I think I feel similarly like all of you: mostly classics on the savory stuff but TONS of twists and fun with desserts.
I think I’m going to bring a few classics. Like how I get the fluffiest of fluffy mashed potatoes and give you some fun twists on desserts.
This fine specimen you see in the photos is something that could definitely be served at Thanksgiving. The big, gigantic bonus is that it uses store-bought pizza dough (and yes, you can make a homemade batch too). It saves on a ton of time so it’s basically just an assembly-type recipe.
Moving to the suburbs of LA has kinda forced Josh and I to explore the chain restaurants of our childhoods. Some are just as good as we remember them. But others….eeesh. I feel like I remember them being so much more awesome back then.
I feel like garlic knots are those things that are still awesome at Olive Garden but why not make a homemade version, especially when we can make it taste better.

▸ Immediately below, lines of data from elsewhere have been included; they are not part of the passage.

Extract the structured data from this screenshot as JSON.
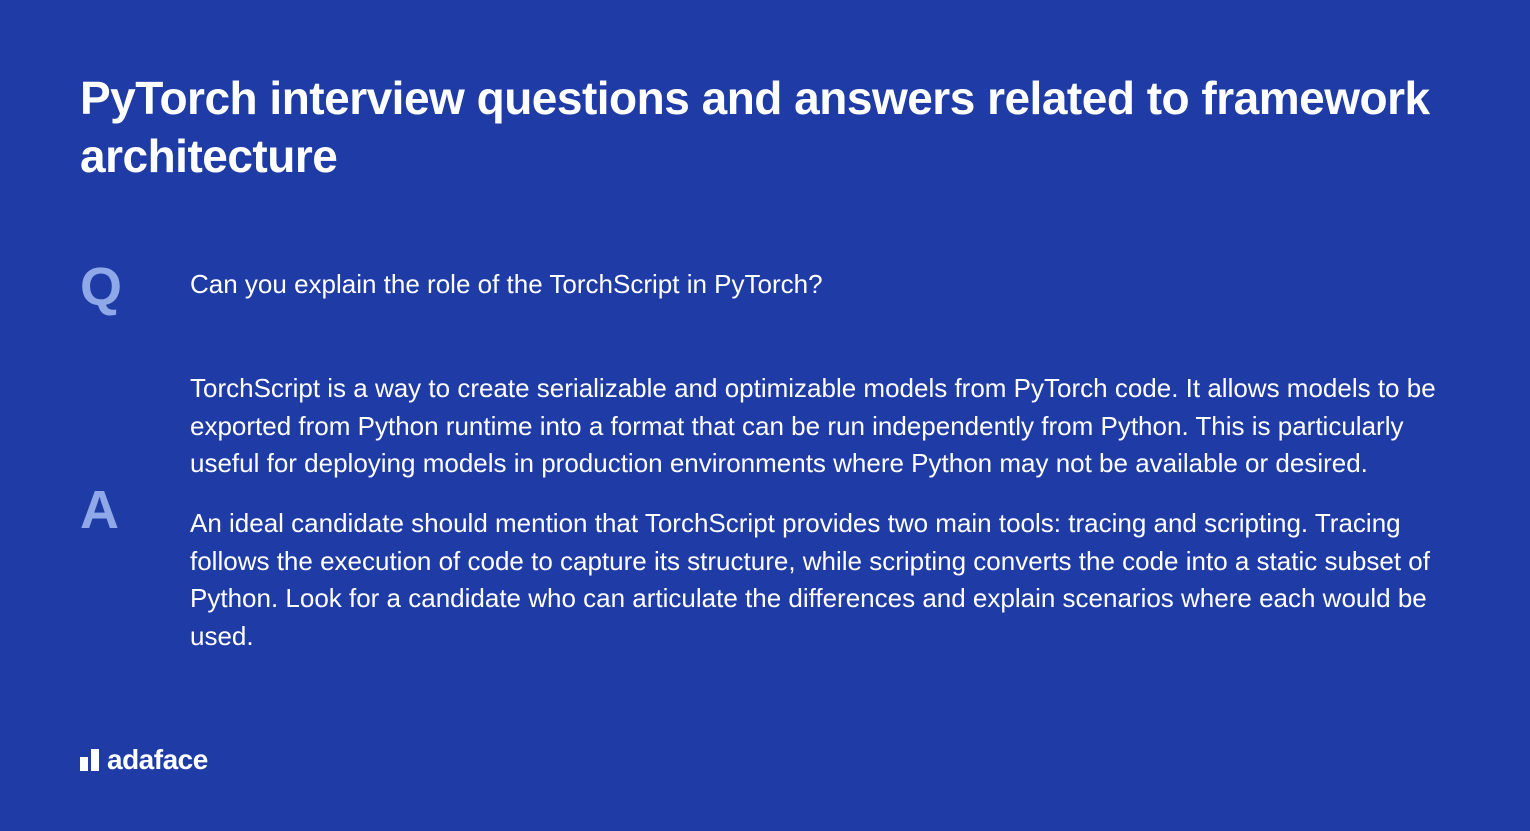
{
  "title": "PyTorch interview questions and answers related to framework architecture",
  "question": {
    "letter": "Q",
    "text": "Can you explain the role of the TorchScript in PyTorch?"
  },
  "answer": {
    "letter": "A",
    "paragraphs": [
      "TorchScript is a way to create serializable and optimizable models from PyTorch code. It allows models to be exported from Python runtime into a format that can be run independently from Python. This is particularly useful for deploying models in production environments where Python may not be available or desired.",
      "An ideal candidate should mention that TorchScript provides two main tools: tracing and scripting. Tracing follows the execution of code to capture its structure, while scripting converts the code into a static subset of Python. Look for a candidate who can articulate the differences and explain scenarios where each would be used."
    ]
  },
  "brand": "adaface"
}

This recipe starts with roasting dat garlic.
We’re using an entire head of garlic here and it’s amazing. I just squeezed it out into of bit of room temperature butter with crushed red peppers, salt and dried oregano.
We’re going for classic, Italian-pizzeria type content, ok.
Another big bonus with this recipe is that it uses store-bought pizza dough. Of course, you could make your own but I used store-bought and it saved a ton of time and made me excited to start the assembly process.
I divided the dough into twelve pieces. And rolled them out into strips. THEN I smothered them with the butter/garlic mixture and that’s kinda it!
It rises and then bakes. It is glorious and maybe too cheesy…but then maybe it’s just heaven.
- 1 whole head of garlic, top sliced off
- 1 pound of store-bought or homemade pizza dough
- 1/2 cup unsalted butter, at room temperature
- 2 tablespoons minced Italian parsley, plus more for garnish
- 2 teaspoon salt (if you’re using salted butter, please leave this out!)
- 1/2 teaspoon crushed red pepper, plus more for garnish
- 1/2 teaspoon dried oregano
- 1 3/4 cups of shredded mozzarella, divided
- Preheat the oven to 350 degrees F. Wrap the head of garlic in a small sheet of foil and place on a baking sheet or in a baking dish. Transfer to the oven to roast for 1 hour. Carefully remove it from the foil. Allow the head of garlic to cool and press the roasted garlic out of the cloves and into a bowl.
- To the bowl with the garlic, add the butter, minced Italian parsley, salt, crushed red pepper and oregano. Mix and mash it together until combined. Give it a taste and add a bit more salt if needed.
- Lightly flour your work surface and divide the dough into twelve pieces. Listen, this doesn’t have to be perfect. We just want the twelve pieces to be sorta the same size so it all bakes evenly.
- Roll and stretch each piece until it’s about 5 inches long. Spread about a half of teaspoon of the butter mixture onto the piece of dough and sprinkle it with a bit of mozzarella, pressing it into the butter. Tie the strip of dough into a knot and transfer it to the cast iron skillet. Repeat until you’ve worked your way through all of the strips of dough.
- Brush the top with a bit of the remaining butter (if any) and cover the knots with a clean kitchen towel. Allow it to rise until it’s doubled in size, about 30 minutes.
- Preheat the oven to 375 degrees F. Uncover the cast iron skillet and transfer to the oven to bake for 20 minutes. At the 20-minute mark, sprinkle the top with the remaining 1 cup of mozzarella and bake for an additional 5 to 10 minutes, or until the tops of the knots are golden brown. Top with more Italian parsley and crushed red pepper (if you like it spicy!).
Tip #1: If you don’t have time to roast garlic, it’s ok. Just add half of the garlic (about 6 cloves) of minced garlic to the butter mixture. Raw garlic is more intense than roasted garlic so that’s why I recommend half of the amount.
Tip #2: I use a cast iron for this recipe but a baking dish that’s about 9-inches round or rectangular will work just fine too.